Exercise materials:
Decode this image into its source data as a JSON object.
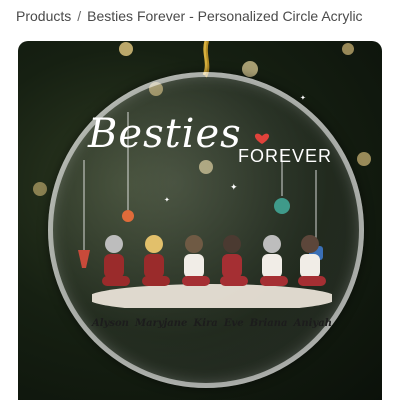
{
  "breadcrumb": {
    "items": [
      "Products",
      "Besties Forever - Personalized Circle Acrylic"
    ],
    "separator": "/"
  },
  "ornament": {
    "title": "Besties",
    "subtitle": "FOREVER",
    "names": [
      "Alyson",
      "Maryjane",
      "Kira",
      "Eve",
      "Briana",
      "Aniyah"
    ]
  },
  "colors": {
    "background": "#0b110a",
    "accent_heart": "#e0423b"
  }
}
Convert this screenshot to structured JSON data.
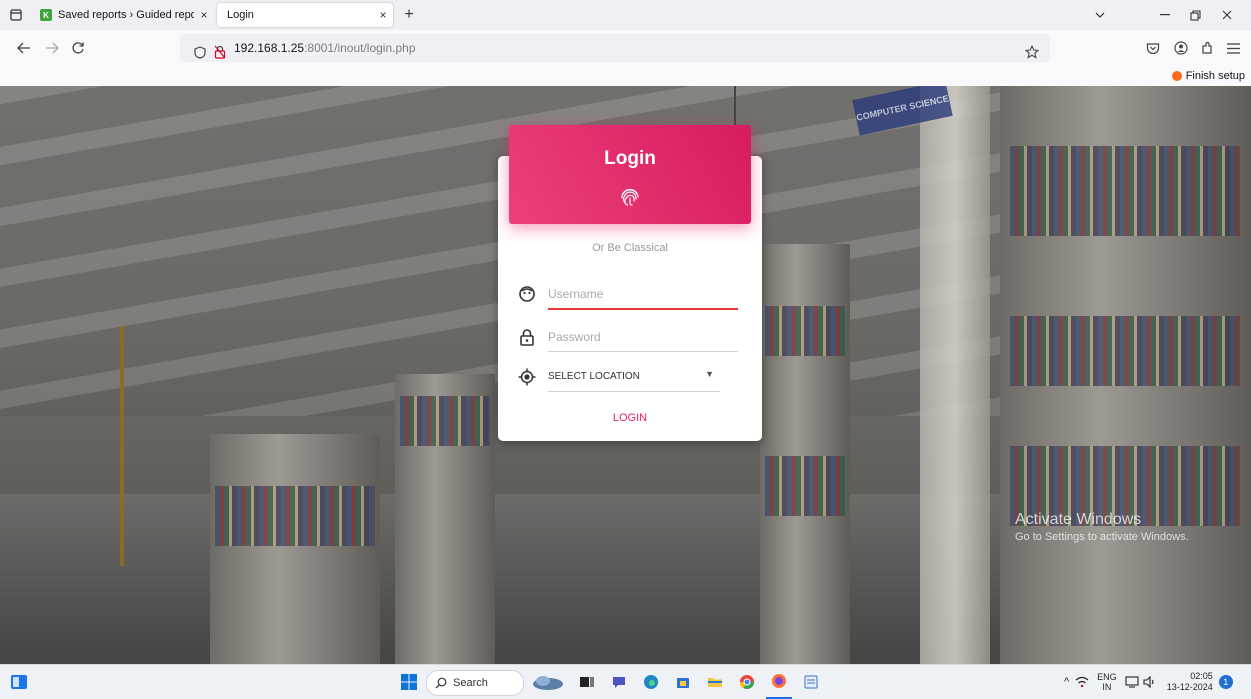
{
  "browser": {
    "tabs": [
      {
        "title": "Saved reports › Guided reports › ",
        "close": "×",
        "favicon_letter": "K",
        "favicon_color": "#3ea43b"
      },
      {
        "title": "Login",
        "close": "×"
      }
    ],
    "new_tab": "+",
    "url_host": "192.168.1.25",
    "url_rest": ":8001/inout/login.php",
    "finish_setup": "Finish setup"
  },
  "login": {
    "title": "Login",
    "subtitle": "Or Be Classical",
    "username_placeholder": "Username",
    "password_placeholder": "Password",
    "location_value": "SELECT LOCATION",
    "button_label": "LOGIN",
    "accent": "#e91e63"
  },
  "watermark": {
    "line1": "Activate Windows",
    "line2": "Go to Settings to activate Windows."
  },
  "taskbar": {
    "search_label": "Search",
    "lang_top": "ENG",
    "lang_bottom": "IN",
    "time": "02:05",
    "date": "13-12-2024",
    "notification_count": "1"
  },
  "decor": {
    "sign_text": "COMPUTER SCIENCE"
  }
}
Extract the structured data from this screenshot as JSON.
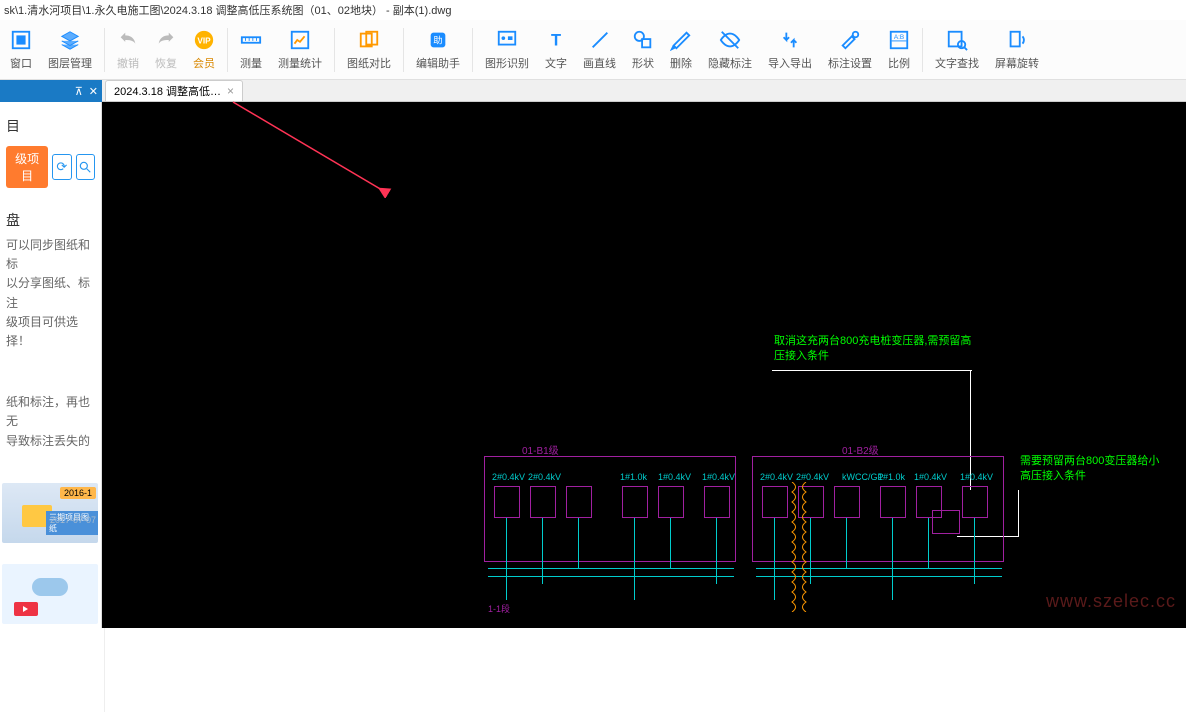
{
  "title_path": "sk\\1.清水河项目\\1.永久电施工图\\2024.3.18 调整高低压系统图（01、02地块） - 副本(1).dwg",
  "toolbar": {
    "window": "窗口",
    "layer": "图层管理",
    "undo": "撤销",
    "redo": "恢复",
    "vip": "会员",
    "measure": "测量",
    "measure_stat": "测量统计",
    "compare": "图纸对比",
    "edit_helper": "编辑助手",
    "shape_recog": "图形识别",
    "text": "文字",
    "draw_line": "画直线",
    "shape": "形状",
    "delete": "删除",
    "hide_annot": "隐藏标注",
    "import_export": "导入导出",
    "annot_settings": "标注设置",
    "scale": "比例",
    "text_search": "文字查找",
    "screen_rotate": "屏幕旋转"
  },
  "tab": {
    "name": "2024.3.18 调整高低…"
  },
  "panel": {
    "title": "目",
    "upgrade": "级项目",
    "sub": "盘",
    "desc1": "可以同步图纸和标",
    "desc2": "以分享图纸、标注",
    "desc3": "级项目可供选择！",
    "txt1": "纸和标注，再也无",
    "txt2": "导致标注丢失的",
    "tag": "2016-1",
    "tag2": "三期项目图纸",
    "date": "2017-07-07"
  },
  "drawing": {
    "note1_l1": "取消这充两台800充电桩变压器,需预留高",
    "note1_l2": "压接入条件",
    "note2_l1": "需要预留两台800变压器给小",
    "note2_l2": "高压接入条件",
    "label_left": "01-B1级",
    "label_right": "01-B2级"
  },
  "watermark": "www.szelec.cc"
}
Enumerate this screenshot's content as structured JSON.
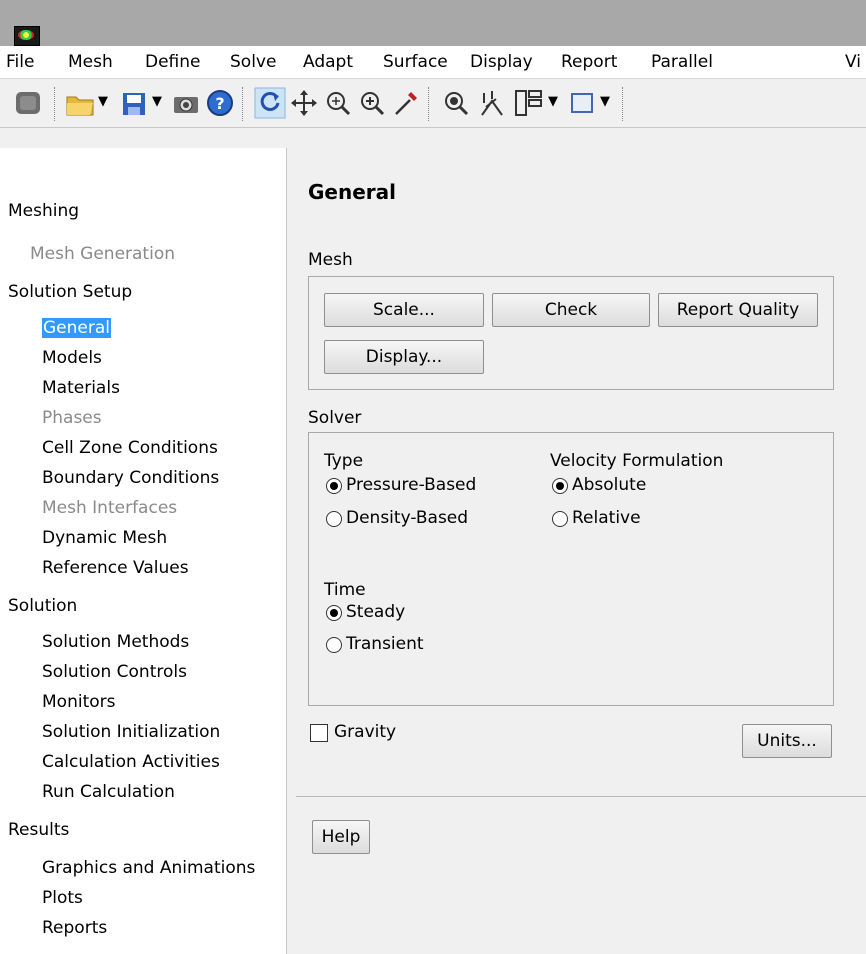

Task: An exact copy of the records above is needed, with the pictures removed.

Exercise answer:
Decode this image into its source data as a JSON object.
{
  "breadcrumb": {
    "items": [
      "Products",
      "Besties Forever - Personalized Circle Acrylic"
    ],
    "separator": "/"
  },
  "ornament": {
    "title": "Besties",
    "subtitle": "FOREVER",
    "names": [
      "Alyson",
      "Maryjane",
      "Kira",
      "Eve",
      "Briana",
      "Aniyah"
    ]
  },
  "colors": {
    "background": "#0b110a",
    "accent_heart": "#e0423b"
  }
}
Convert this screenshot to structured JSON data.
{
  "browser": {
    "tabs": [
      {
        "title": "Saved reports › Guided reports › ",
        "close": "×",
        "favicon_letter": "K",
        "favicon_color": "#3ea43b"
      },
      {
        "title": "Login",
        "close": "×"
      }
    ],
    "new_tab": "+",
    "url_host": "192.168.1.25",
    "url_rest": ":8001/inout/login.php",
    "finish_setup": "Finish setup"
  },
  "login": {
    "title": "Login",
    "subtitle": "Or Be Classical",
    "username_placeholder": "Username",
    "password_placeholder": "Password",
    "location_value": "SELECT LOCATION",
    "button_label": "LOGIN",
    "accent": "#e91e63"
  },
  "watermark": {
    "line1": "Activate Windows",
    "line2": "Go to Settings to activate Windows."
  },
  "taskbar": {
    "search_label": "Search",
    "lang_top": "ENG",
    "lang_bottom": "IN",
    "time": "02:05",
    "date": "13-12-2024",
    "notification_count": "1"
  },
  "decor": {
    "sign_text": "COMPUTER SCIENCE"
  }
}
Extract the structured data from this screenshot as JSON.
{
  "title_path": "sk\\1.清水河项目\\1.永久电施工图\\2024.3.18 调整高低压系统图（01、02地块） - 副本(1).dwg",
  "toolbar": {
    "window": "窗口",
    "layer": "图层管理",
    "undo": "撤销",
    "redo": "恢复",
    "vip": "会员",
    "measure": "测量",
    "measure_stat": "测量统计",
    "compare": "图纸对比",
    "edit_helper": "编辑助手",
    "shape_recog": "图形识别",
    "text": "文字",
    "draw_line": "画直线",
    "shape": "形状",
    "delete": "删除",
    "hide_annot": "隐藏标注",
    "import_export": "导入导出",
    "annot_settings": "标注设置",
    "scale": "比例",
    "text_search": "文字查找",
    "screen_rotate": "屏幕旋转"
  },
  "tab": {
    "name": "2024.3.18 调整高低…"
  },
  "panel": {
    "title": "目",
    "upgrade": "级项目",
    "sub": "盘",
    "desc1": "可以同步图纸和标",
    "desc2": "以分享图纸、标注",
    "desc3": "级项目可供选择！",
    "txt1": "纸和标注，再也无",
    "txt2": "导致标注丢失的",
    "tag": "2016-1",
    "tag2": "三期项目图纸",
    "date": "2017-07-07"
  },
  "drawing": {
    "note1_l1": "取消这充两台800充电桩变压器,需预留高",
    "note1_l2": "压接入条件",
    "note2_l1": "需要预留两台800变压器给小",
    "note2_l2": "高压接入条件",
    "label_left": "01-B1级",
    "label_right": "01-B2级"
  },
  "watermark": "www.szelec.cc"
}
Enumerate this screenshot's content as structured JSON.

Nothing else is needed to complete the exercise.